  7. clare says:

    You believe 1.4% dividends are 4.1% dividends because decimal points always confused you in school and you forgot which side goes first.

  8. bt says:

    In a Bull market investors climb a wall worry. In a Bear market investors slide down a slope of hope. PermaBulls are now hoping for a lot of things — that the Fed would stop raising rates soon; that the housing Bubble won’t burst; that oil would go to $40 etc etc.

  9. ken says:

    WCW, In January I bought a few names like DUK USB BAC and a few others. BAC in particular has a ten year track record of increasing dividends.

    I like solid dividend payers preferably with the proven ability to raise dividends in good times and bad.

    Right now with cash offering more than most companies dividends I am just picking up a few more names here and there. But as long as they don’t cut the dividend but keep increasing them, I really don’t care if they goes down 20% in price just to end up back where they are right now in five years.

  10. pete Preissle says:

    Any day the market is down, it’s due to oil prices…whether they are up or down.

  11. wcw says:

    That’s one energy, two financials. Both could make you good money; both could get you in trouble.

    Say the yield curve stays flat; no matter how smart, no banker can escape the basic equation of banking — lend long, borrow short. Don’t get me wrong, I’m not out of financials, but I am underweight with a flat curve.

    Say the current flat curve isn’t an artifact and actually presages an economic downturn. I don’t know Duke’s business at all, but even regulated utilities make less money when energy demand and prices drop in a recession. Cf http://finance.yahoo.com/q/bc?t=5y&s=%5EDJU&l=on&z=m&q=l&c=duk

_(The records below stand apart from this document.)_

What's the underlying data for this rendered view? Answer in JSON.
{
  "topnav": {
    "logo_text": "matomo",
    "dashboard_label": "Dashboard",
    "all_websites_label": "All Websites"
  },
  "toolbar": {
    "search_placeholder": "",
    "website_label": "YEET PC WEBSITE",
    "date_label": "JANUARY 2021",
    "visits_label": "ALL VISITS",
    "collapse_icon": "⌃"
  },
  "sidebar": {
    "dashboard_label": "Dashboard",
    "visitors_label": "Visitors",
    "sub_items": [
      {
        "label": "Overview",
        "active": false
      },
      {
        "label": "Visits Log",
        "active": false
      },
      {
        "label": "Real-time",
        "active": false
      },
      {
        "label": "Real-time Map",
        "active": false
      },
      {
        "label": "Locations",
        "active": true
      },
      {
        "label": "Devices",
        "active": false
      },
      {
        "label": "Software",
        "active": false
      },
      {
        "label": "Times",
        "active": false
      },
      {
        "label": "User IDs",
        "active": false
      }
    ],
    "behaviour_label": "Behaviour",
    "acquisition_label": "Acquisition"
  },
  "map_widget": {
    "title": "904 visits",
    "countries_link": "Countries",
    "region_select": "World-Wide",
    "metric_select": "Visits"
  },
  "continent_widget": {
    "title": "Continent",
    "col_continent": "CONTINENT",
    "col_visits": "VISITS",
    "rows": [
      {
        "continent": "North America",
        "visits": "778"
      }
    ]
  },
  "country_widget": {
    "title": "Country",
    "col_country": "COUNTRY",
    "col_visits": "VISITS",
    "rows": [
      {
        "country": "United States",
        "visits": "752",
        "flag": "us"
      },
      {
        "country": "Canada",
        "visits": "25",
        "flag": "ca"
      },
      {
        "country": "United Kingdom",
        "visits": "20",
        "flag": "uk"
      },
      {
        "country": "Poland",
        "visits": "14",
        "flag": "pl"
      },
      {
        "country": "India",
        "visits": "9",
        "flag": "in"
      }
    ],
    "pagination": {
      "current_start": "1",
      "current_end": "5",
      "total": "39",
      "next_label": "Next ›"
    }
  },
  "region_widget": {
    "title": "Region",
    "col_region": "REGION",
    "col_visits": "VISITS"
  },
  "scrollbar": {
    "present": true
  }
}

    Plus, a quick scan of the headlines indicates they’re a merger story now, since they’re acquiring Cinergy. If their managers are good, you might have a nice play there. I’m agnostic, but if you get outperformance out of that name it will be because you took on risk — not because you sloughed it off.

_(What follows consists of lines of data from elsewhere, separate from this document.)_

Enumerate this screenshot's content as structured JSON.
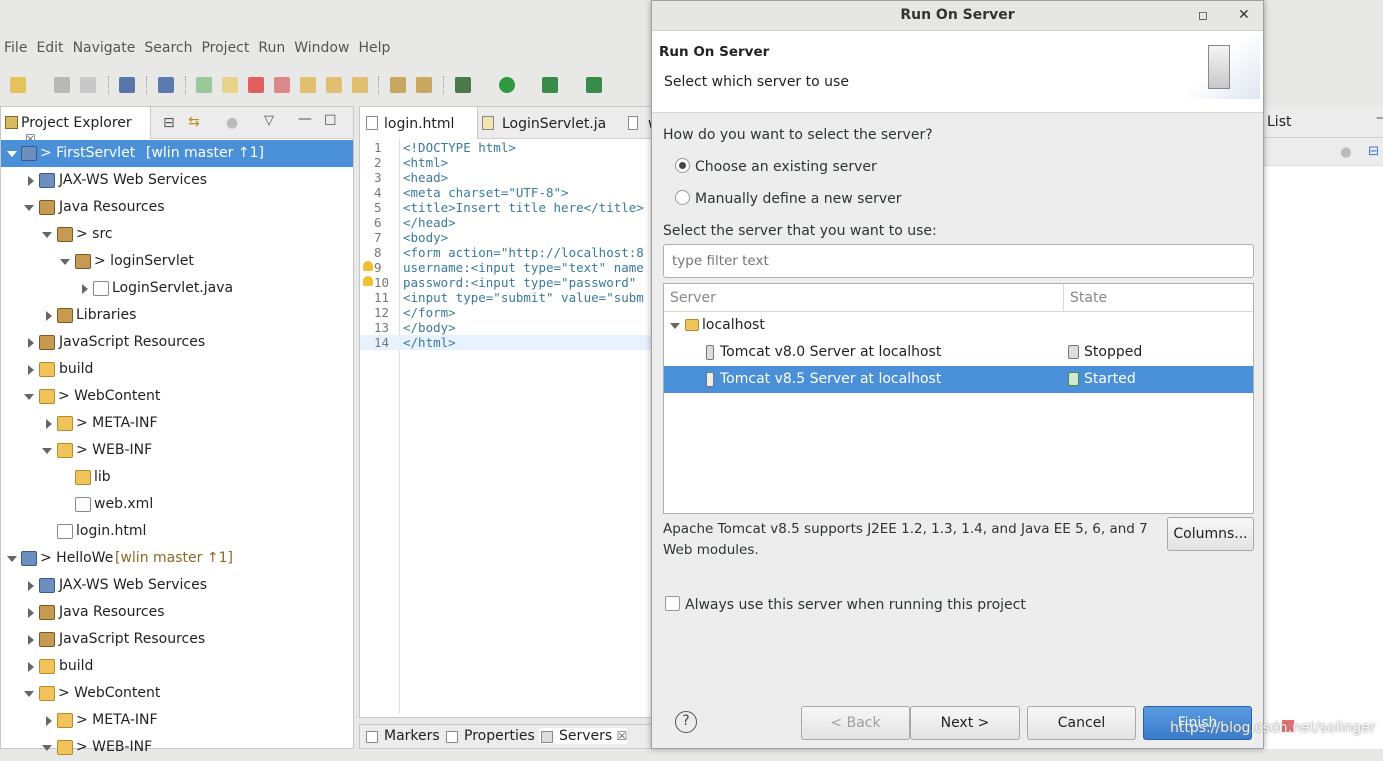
{
  "menu": [
    "File",
    "Edit",
    "Navigate",
    "Search",
    "Project",
    "Run",
    "Window",
    "Help"
  ],
  "project_explorer": {
    "tab_label": "Project Explorer",
    "items": [
      {
        "label": "> FirstServlet",
        "suffix": "[wlin master ↑1]",
        "icon": "project-icon"
      },
      {
        "label": "JAX-WS Web Services",
        "icon": "webservice-icon"
      },
      {
        "label": "Java Resources",
        "icon": "java-resources-icon"
      },
      {
        "label": "> src",
        "icon": "package-folder-icon"
      },
      {
        "label": "> loginServlet",
        "icon": "package-icon"
      },
      {
        "label": "LoginServlet.java",
        "icon": "java-file-icon"
      },
      {
        "label": "Libraries",
        "icon": "library-icon"
      },
      {
        "label": "JavaScript Resources",
        "icon": "js-resources-icon"
      },
      {
        "label": "build",
        "icon": "folder-icon"
      },
      {
        "label": "> WebContent",
        "icon": "folder-icon"
      },
      {
        "label": "> META-INF",
        "icon": "folder-icon"
      },
      {
        "label": "> WEB-INF",
        "icon": "folder-icon"
      },
      {
        "label": "lib",
        "icon": "folder-icon"
      },
      {
        "label": "web.xml",
        "icon": "xml-file-icon"
      },
      {
        "label": "login.html",
        "icon": "html-file-icon"
      },
      {
        "label": "> HelloWe",
        "suffix": "[wlin master ↑1]",
        "icon": "project-icon"
      },
      {
        "label": "JAX-WS Web Services",
        "icon": "webservice-icon"
      },
      {
        "label": "Java Resources",
        "icon": "java-resources-icon"
      },
      {
        "label": "JavaScript Resources",
        "icon": "js-resources-icon"
      },
      {
        "label": "build",
        "icon": "folder-icon"
      },
      {
        "label": "> WebContent",
        "icon": "folder-icon"
      },
      {
        "label": "> META-INF",
        "icon": "folder-icon"
      },
      {
        "label": "> WEB-INF",
        "icon": "folder-icon"
      }
    ]
  },
  "editor": {
    "tabs": [
      "login.html",
      "LoginServlet.ja",
      "w"
    ],
    "lines": [
      {
        "n": "1",
        "code": "<!DOCTYPE html>"
      },
      {
        "n": "2",
        "code": "<html>"
      },
      {
        "n": "3",
        "code": "<head>"
      },
      {
        "n": "4",
        "code": "<meta charset=\"UTF-8\">"
      },
      {
        "n": "5",
        "code": "<title>Insert title here</title>"
      },
      {
        "n": "6",
        "code": "</head>"
      },
      {
        "n": "7",
        "code": "<body>"
      },
      {
        "n": "8",
        "code": "<form action=\"http://localhost:8"
      },
      {
        "n": "9",
        "code": "username:<input type=\"text\" name"
      },
      {
        "n": "10",
        "code": "password:<input type=\"password\""
      },
      {
        "n": "11",
        "code": "<input type=\"submit\" value=\"subm"
      },
      {
        "n": "12",
        "code": "</form>"
      },
      {
        "n": "13",
        "code": "</body>"
      },
      {
        "n": "14",
        "code": "</html>"
      }
    ]
  },
  "bottom_tabs": [
    "Markers",
    "Properties",
    "Servers"
  ],
  "right_panel": {
    "tab_label": "List"
  },
  "dialog": {
    "window_title": "Run On Server",
    "heading": "Run On Server",
    "subheading": "Select which server to use",
    "question": "How do you want to select the server?",
    "radio_existing": "Choose an existing server",
    "radio_manual": "Manually define a new server",
    "select_label": "Select the server that you want to use:",
    "filter_placeholder": "type filter text",
    "columns": [
      "Server",
      "State"
    ],
    "host": "localhost",
    "servers": [
      {
        "name": "Tomcat v8.0 Server at localhost",
        "state": "Stopped"
      },
      {
        "name": "Tomcat v8.5 Server at localhost",
        "state": "Started"
      }
    ],
    "description": "Apache Tomcat v8.5 supports J2EE 1.2, 1.3, 1.4, and Java EE 5, 6, and 7 Web modules.",
    "columns_button": "Columns...",
    "always_use_label": "Always use this server when running this project",
    "buttons": {
      "back": "< Back",
      "next": "Next >",
      "cancel": "Cancel",
      "finish": "Finish"
    },
    "help_symbol": "?"
  },
  "watermark": "https://blog.csdn.net/solinger"
}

    That’s all I’m really saying. Unless there market is making a huge mistake, expected returns and expected risks should proxy well for one another.

  12. ken says:

    wcw, you are right on all counts. But I am not looking to speculate and go for a home run. I will sell names like WLP, GILD, and DHR, completely when the market turns but hang on to the decent dividend payers. Of course, this is contingent upon short term rates not going too far above 5.5%. If that happened I would rethink buying more and perhaps sell a litte.

    The yield curve does present in interesting challenge for investors. But I think that hedging, for good or ill, has so changed the traditional tools that banks have at their disposal that it is no longer possible to use the yield curve as the end all predictor of bank profits. After all the yeild curve inversion has been forseen for how many years now? If the banks I own stock in are not prepared for it then their management is far worse than I thought possible.

  13. dave says:

    anytime a sector sells off, you think it is to free up money for a tech rally

    you name a tech rally after yourself

  14. Bob says:

    Did somebody really say this?

    ” I really don’t care if they goes down 20% in price just to end up back where they are right now in five years. ”

    I hope someday I have so much money I can afford to say this. For now though, I have to think there has got to be a better way.

  15. Estragon says:

    You can’t meet a margin call.

  16. Chris says:

    You have a poster of Joe Battipaglia above your bed.

  17. A friend IMs

    “when yields spike up you say its good because a “reallocation into stocks” trade is happening.”

  18. alan rottersman says:

    We know you’re a permaBull when
    Abby Joseph Cohen is your favorite
    Market Guru.

  19. Smita says:

    When you want to short a stock because the damn stock went up too much too fast !!

  20. Paul Krayeski says:

    You find yourself saying Boo-Yah Ski-Daddy way too often.

  21. You Know Youre a Permabull

    From HedgeFolios.com, via Barry Ritholtz at The Big Picture:

    You know you are a Permabull when……
    - each time the market declines you declare it a “healthy pullback”,
    - sideways moves are actually just the market “taking a breather” or a …